    Friedman, an assistant professor of sociology at the University of Delaware, set out to explore that question by interviewing 25 individuals who are blind. She will present her findings in a study at the 110th Annual Meeting of the American Sociological Association (ASA).

  2. Social Justice & the Next Upward Surge for Unions

    Labor unions have been on the decline for sixty years in the U.S., though they raise wages, decrease inequality, and give voice to workers. Can they rise again?

  3. The Great and the Small: The Impact of Collective Action on the Evolution of Board Interlocks after the Panic of 1907

    Conventional research in organizational theory highlights the role of board interlocks in facilitating business collective action. In this article, I propose that business collective action affects the evolutionary path of interlock networks. In particular, large market players’ response after a collective action to the classic problem of the "exploitation" of the great by the small provides a mechanism for interlocks to evolve.

  4. Ripples of Fear: The Diffusion of a Bank Panic

    Community reactions against organizations can be driven by negative information spread through a diffusion process that is distinct from the diffusion of organizational practices. Bank panics offer a classic example of selective diffusion of negative information.

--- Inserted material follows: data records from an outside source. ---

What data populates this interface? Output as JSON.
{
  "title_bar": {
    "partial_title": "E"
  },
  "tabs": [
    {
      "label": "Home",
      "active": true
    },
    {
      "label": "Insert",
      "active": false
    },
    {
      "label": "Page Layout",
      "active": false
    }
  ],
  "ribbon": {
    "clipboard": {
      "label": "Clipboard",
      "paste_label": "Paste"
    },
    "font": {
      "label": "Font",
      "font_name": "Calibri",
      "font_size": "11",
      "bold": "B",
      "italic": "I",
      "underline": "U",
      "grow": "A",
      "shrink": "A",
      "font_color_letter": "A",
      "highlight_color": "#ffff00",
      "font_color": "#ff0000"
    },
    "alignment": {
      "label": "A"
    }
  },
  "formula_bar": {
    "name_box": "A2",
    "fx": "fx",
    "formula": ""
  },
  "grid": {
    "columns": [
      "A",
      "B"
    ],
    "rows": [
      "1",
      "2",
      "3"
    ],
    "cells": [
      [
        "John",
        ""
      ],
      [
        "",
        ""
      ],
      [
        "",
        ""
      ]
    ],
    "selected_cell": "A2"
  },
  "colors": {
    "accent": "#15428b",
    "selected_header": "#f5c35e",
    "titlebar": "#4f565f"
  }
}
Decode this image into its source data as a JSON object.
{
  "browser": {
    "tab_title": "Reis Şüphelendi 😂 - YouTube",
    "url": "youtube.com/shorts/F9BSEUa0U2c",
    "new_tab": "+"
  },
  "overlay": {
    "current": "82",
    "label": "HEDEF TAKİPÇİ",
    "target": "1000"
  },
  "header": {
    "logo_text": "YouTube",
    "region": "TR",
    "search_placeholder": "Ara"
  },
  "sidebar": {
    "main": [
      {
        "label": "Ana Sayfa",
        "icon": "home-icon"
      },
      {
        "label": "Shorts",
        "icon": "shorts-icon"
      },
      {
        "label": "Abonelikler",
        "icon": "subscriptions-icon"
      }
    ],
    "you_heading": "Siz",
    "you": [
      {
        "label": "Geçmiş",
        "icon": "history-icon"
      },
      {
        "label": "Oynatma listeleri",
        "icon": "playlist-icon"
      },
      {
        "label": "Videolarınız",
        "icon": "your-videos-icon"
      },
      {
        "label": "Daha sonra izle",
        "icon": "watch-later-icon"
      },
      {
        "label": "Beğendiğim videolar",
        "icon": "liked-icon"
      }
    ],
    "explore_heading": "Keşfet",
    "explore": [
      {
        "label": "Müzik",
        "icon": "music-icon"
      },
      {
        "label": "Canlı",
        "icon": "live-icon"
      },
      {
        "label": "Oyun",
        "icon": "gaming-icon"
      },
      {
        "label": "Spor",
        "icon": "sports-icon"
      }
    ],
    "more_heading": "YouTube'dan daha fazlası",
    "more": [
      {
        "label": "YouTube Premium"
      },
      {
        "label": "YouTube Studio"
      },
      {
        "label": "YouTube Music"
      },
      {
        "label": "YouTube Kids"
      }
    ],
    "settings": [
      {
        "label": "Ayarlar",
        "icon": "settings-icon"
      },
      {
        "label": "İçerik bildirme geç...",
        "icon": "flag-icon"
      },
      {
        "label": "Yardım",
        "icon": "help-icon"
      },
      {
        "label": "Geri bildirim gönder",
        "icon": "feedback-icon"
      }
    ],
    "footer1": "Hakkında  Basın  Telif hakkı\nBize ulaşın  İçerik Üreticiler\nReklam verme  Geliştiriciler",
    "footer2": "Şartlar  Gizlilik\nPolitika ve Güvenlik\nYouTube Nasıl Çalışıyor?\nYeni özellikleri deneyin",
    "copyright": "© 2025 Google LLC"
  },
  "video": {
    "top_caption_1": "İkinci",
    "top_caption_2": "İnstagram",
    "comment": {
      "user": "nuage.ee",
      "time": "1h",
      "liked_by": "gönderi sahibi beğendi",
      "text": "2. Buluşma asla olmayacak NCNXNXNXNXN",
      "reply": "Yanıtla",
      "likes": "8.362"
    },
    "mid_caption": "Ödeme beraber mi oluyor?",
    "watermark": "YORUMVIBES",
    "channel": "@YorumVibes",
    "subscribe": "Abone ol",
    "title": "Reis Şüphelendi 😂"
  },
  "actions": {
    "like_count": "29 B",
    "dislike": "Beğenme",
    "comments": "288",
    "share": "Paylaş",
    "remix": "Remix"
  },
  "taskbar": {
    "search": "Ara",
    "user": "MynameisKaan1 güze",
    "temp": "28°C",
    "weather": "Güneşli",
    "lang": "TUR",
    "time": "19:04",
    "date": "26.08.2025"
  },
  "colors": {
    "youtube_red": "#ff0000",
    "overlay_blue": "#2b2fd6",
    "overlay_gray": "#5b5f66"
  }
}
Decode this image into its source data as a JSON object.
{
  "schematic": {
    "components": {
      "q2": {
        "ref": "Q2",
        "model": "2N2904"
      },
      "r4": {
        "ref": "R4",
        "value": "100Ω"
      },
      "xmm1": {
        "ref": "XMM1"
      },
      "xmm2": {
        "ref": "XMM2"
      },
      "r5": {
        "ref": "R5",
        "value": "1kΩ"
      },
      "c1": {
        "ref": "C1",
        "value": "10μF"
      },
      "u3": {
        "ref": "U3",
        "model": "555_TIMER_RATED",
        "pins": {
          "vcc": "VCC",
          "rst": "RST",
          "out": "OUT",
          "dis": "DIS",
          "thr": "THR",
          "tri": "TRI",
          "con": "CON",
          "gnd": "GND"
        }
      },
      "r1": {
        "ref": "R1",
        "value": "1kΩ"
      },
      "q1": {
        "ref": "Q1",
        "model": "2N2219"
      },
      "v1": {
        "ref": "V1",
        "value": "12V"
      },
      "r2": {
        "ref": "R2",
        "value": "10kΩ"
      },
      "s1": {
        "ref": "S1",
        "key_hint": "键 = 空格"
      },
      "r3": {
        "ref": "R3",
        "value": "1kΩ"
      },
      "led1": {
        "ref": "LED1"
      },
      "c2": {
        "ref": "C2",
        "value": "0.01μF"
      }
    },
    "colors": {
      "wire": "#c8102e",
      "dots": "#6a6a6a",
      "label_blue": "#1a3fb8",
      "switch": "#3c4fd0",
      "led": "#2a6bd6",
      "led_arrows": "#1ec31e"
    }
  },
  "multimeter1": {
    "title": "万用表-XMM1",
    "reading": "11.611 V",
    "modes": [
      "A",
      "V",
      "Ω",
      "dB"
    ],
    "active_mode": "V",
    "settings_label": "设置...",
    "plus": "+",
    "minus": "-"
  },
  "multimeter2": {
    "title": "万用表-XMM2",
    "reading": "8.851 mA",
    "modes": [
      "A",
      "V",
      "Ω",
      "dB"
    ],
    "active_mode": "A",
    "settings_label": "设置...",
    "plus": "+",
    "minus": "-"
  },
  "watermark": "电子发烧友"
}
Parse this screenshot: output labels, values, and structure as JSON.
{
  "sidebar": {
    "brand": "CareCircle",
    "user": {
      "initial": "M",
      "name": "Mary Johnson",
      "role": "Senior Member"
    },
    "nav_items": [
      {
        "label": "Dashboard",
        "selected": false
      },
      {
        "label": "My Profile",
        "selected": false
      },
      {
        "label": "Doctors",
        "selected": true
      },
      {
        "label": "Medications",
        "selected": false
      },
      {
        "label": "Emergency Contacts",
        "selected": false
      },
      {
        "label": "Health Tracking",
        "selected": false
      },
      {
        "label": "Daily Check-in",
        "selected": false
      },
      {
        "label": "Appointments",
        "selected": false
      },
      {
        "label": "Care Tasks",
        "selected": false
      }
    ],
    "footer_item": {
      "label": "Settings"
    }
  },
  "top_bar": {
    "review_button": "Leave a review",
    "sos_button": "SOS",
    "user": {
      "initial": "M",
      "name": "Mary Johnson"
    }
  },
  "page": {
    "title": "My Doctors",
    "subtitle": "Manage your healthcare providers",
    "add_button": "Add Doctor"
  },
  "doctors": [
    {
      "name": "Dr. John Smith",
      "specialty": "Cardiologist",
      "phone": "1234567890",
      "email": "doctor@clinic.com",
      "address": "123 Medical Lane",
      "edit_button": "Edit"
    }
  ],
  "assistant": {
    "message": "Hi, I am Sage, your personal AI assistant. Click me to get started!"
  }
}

Bank panics involve widespread bank runs, although a low proportion of banks experience a run. We develop theory on how organizational similarity, community similarity, and network proximity create selective diffusion paths for resistance against organizations.

  5. The Link between Functional Limitations and Depressive Symptoms: The Explanatory Role of Self-conceptions

    Having more physical limitations predicts greater depressive symptoms. However, relatively few studies examine self-conceptions as potential explanations for this association. Using ordinary least squares regression on panel data collected in Miami-Dade County, Florida (2001 and 2004, N = 1,362), we examine the effect of functional limitations on five dimensions of the self: self-esteem, mastery, mattering, introspection, and emotional reliance.

  6. How Grassroots Groups Lose Political Imagination

    http://ctx.sagepub.com/content/14/1/32.abstract

  7. Fitting In or Standing Out? The Tradeoffs of Structural and Cultural Embeddedness

    A recurring theme in sociological research is the tradeoff between fitting in and standing out. Prior work examining this tension tends to take either a structural or a cultural perspective. We fuse these two traditions to develop a theory of how structural and cultural embeddedness jointly relate to individual attainment within organizations. Given that organizational culture is hard to observe, we develop a novel approach to assessing individuals’ cultural fit with their colleagues based on the language expressed in internal e-mail communications.

  8. The Association between Education and Mortality for Adults with Intellectual Disability

    Journal of Health and Social Behavior, Volume 58, Issue 1, Page 70-85, March 2017.
  9. Habit and the Body: Lessons for Social Theories of Habit from the Experiences of People with Physical Disabilities

    Habitual action has been an important concept in sociological theory insofar as it allows for a conceptualization of action that does not rely on paradigmatic loyalty to a rational decision-making subject. One insight from theories of habit that is of particular importance for understanding how habit structures experience is the idea that habits are always habits in a world: we act in a material environment that is itself constitutive of action.

  10. Doing Diagnosis: Autism, Interaction Order, and the Use of Narrative in Clinical Talk

    This study, with an eye toward the social psychology of diagnosis more generally, is an investigation of how clinicians diagnose children with autism spectrum disorder (ASD). Responding to Hacking’s call for a Goffmanian mode of analysis to complement and balance the emphasis on large-scale transformations and discourses, we examine the narrative way in which clinicians provide evidence to support a diagnostic position.